- [What is needed]: Out of the data below, copy every line with the string "Shift".

(Collection entries)
* * * * * * * * *

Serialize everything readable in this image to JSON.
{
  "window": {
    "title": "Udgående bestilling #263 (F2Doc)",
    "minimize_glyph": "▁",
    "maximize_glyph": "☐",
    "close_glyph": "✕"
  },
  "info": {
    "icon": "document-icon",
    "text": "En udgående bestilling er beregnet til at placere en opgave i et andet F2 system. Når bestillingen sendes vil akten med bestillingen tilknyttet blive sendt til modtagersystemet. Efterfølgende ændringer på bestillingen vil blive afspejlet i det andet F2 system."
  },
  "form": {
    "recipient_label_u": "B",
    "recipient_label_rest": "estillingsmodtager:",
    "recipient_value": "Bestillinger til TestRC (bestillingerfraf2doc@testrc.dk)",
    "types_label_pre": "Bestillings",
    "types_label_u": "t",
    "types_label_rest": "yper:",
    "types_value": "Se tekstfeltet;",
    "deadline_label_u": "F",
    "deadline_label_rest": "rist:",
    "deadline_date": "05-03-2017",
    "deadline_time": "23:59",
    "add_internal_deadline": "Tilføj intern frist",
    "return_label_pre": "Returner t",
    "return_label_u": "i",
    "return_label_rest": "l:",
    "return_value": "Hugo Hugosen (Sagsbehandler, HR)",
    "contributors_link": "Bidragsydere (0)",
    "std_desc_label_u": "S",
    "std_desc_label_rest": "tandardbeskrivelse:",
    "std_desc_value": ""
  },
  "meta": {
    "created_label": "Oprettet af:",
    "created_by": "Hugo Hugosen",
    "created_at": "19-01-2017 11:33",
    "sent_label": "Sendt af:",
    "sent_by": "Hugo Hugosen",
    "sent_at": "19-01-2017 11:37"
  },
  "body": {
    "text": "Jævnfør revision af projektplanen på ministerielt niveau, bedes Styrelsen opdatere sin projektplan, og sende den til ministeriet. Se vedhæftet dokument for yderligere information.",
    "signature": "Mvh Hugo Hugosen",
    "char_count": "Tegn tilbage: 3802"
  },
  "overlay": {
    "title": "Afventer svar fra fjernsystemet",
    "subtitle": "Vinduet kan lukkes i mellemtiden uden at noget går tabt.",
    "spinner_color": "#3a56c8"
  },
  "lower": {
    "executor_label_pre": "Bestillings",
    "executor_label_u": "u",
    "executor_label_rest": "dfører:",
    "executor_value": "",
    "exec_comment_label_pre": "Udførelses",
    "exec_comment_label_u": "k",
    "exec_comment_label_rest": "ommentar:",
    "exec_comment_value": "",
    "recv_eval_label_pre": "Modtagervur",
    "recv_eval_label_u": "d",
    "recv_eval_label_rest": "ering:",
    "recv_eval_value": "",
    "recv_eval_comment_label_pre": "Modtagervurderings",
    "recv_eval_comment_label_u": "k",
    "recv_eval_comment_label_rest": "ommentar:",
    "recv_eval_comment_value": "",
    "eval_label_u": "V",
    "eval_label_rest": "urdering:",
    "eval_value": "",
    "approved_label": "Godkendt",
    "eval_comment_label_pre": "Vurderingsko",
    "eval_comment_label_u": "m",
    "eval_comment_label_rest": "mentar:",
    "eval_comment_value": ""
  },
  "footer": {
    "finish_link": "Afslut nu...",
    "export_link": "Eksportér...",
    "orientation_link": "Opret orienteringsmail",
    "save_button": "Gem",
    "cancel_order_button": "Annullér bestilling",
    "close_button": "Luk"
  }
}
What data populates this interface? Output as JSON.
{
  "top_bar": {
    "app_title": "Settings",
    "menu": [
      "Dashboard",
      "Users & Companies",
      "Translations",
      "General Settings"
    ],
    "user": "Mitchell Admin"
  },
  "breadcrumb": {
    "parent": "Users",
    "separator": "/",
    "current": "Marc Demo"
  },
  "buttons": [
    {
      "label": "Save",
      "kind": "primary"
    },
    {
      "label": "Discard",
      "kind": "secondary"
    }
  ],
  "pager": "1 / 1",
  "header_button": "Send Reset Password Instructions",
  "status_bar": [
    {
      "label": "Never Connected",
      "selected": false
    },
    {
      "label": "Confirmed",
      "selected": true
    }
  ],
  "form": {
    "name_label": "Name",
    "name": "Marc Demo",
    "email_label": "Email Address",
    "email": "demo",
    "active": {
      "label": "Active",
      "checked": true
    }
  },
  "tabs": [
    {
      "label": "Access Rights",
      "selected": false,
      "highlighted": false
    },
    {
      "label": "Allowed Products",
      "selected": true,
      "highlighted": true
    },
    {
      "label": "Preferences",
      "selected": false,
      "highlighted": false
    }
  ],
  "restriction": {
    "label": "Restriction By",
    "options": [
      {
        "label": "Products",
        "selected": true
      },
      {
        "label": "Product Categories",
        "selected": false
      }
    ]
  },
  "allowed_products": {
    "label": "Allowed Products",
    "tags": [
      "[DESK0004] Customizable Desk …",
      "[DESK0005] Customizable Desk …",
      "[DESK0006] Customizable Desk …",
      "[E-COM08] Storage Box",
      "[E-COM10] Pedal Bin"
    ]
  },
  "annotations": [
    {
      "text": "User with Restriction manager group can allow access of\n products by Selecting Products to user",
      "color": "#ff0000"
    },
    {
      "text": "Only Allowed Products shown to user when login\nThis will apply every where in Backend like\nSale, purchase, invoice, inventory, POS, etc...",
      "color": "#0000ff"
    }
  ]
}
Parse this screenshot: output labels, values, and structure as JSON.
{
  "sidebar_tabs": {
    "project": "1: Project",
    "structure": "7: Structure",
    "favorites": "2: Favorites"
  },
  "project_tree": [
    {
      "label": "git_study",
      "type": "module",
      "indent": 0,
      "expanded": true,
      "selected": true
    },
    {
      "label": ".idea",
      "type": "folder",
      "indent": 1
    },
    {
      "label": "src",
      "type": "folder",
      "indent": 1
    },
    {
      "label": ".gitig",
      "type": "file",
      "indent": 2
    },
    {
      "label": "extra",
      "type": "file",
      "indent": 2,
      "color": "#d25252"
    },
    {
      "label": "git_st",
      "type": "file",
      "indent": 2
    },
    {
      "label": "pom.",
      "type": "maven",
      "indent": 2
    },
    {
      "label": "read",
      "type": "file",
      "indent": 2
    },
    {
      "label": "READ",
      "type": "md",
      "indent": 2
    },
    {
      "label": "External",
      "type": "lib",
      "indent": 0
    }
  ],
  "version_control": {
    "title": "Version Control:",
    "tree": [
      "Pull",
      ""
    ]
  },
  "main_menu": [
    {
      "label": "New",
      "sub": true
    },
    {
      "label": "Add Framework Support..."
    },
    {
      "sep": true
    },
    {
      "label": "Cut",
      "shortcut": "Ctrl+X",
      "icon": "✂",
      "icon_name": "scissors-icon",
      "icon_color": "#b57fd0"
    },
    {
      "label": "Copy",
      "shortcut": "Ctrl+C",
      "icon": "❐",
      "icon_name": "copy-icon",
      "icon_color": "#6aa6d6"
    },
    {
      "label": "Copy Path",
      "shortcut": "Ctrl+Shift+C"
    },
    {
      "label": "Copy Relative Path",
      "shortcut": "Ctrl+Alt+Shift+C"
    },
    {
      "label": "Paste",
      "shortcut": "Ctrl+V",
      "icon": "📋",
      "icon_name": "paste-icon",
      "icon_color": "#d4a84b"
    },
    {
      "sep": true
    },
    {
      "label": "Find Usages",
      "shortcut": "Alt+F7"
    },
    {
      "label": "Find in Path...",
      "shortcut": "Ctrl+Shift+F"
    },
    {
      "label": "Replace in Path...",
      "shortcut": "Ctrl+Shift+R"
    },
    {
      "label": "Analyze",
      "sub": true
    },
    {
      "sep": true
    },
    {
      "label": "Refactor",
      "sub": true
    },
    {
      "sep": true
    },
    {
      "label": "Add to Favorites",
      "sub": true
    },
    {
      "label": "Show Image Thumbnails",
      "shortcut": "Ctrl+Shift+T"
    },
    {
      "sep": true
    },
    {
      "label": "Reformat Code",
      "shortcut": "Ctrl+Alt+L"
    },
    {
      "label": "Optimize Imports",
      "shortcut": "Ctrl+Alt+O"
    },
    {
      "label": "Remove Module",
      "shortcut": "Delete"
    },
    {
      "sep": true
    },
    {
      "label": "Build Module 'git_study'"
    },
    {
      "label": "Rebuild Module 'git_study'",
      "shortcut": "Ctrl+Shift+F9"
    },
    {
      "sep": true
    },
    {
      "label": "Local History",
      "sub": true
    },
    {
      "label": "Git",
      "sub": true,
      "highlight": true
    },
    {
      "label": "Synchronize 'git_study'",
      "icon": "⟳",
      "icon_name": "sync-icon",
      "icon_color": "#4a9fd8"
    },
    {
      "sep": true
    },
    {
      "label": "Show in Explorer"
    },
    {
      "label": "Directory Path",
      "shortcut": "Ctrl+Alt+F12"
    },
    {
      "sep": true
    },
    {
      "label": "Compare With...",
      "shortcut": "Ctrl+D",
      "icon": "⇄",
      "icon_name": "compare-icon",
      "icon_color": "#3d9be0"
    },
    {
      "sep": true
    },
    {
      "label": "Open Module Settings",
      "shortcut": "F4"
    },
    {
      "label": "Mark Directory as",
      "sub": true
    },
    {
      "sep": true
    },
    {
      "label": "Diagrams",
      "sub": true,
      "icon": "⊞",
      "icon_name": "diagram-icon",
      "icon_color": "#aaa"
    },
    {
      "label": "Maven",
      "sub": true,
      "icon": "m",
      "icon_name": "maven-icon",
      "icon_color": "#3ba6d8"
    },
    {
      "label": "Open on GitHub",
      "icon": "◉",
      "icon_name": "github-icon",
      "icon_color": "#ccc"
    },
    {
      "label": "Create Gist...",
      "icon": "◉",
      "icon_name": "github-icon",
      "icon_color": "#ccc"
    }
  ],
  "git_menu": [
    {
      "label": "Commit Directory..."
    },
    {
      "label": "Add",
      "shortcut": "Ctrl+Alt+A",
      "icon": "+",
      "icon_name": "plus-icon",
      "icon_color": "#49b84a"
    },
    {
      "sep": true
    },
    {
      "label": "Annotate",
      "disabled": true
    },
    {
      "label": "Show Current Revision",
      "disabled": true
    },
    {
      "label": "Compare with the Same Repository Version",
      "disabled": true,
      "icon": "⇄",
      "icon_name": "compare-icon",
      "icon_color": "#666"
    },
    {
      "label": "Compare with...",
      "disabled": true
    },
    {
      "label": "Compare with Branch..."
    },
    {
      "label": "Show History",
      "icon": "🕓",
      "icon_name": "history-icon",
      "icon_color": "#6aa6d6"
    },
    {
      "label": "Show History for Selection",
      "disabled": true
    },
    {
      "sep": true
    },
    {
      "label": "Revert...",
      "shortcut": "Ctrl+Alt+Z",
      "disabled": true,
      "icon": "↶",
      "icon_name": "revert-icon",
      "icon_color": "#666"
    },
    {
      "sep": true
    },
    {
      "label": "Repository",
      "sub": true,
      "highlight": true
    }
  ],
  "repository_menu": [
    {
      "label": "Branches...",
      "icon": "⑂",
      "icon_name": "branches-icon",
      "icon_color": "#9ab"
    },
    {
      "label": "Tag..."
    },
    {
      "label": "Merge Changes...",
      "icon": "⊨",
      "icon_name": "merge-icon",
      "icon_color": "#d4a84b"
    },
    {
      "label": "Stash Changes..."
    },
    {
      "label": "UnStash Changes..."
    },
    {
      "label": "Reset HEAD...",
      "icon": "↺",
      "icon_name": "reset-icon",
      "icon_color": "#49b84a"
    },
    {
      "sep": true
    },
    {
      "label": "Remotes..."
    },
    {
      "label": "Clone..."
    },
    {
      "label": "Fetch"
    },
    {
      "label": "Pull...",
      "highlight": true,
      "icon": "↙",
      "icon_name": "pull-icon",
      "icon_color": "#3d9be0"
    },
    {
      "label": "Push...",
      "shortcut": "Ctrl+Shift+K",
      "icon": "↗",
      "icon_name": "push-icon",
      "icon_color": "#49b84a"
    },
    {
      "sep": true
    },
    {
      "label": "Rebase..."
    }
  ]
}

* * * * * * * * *

- [Answer to this task]:
      "shortcut": "Ctrl+Shift+C"
      "shortcut": "Ctrl+Alt+Shift+C"
      "shortcut": "Ctrl+Shift+F"
      "shortcut": "Ctrl+Shift+R"
      "shortcut": "Ctrl+Shift+T"
      "shortcut": "Ctrl+Shift+F9"
      "shortcut": "Ctrl+Shift+K",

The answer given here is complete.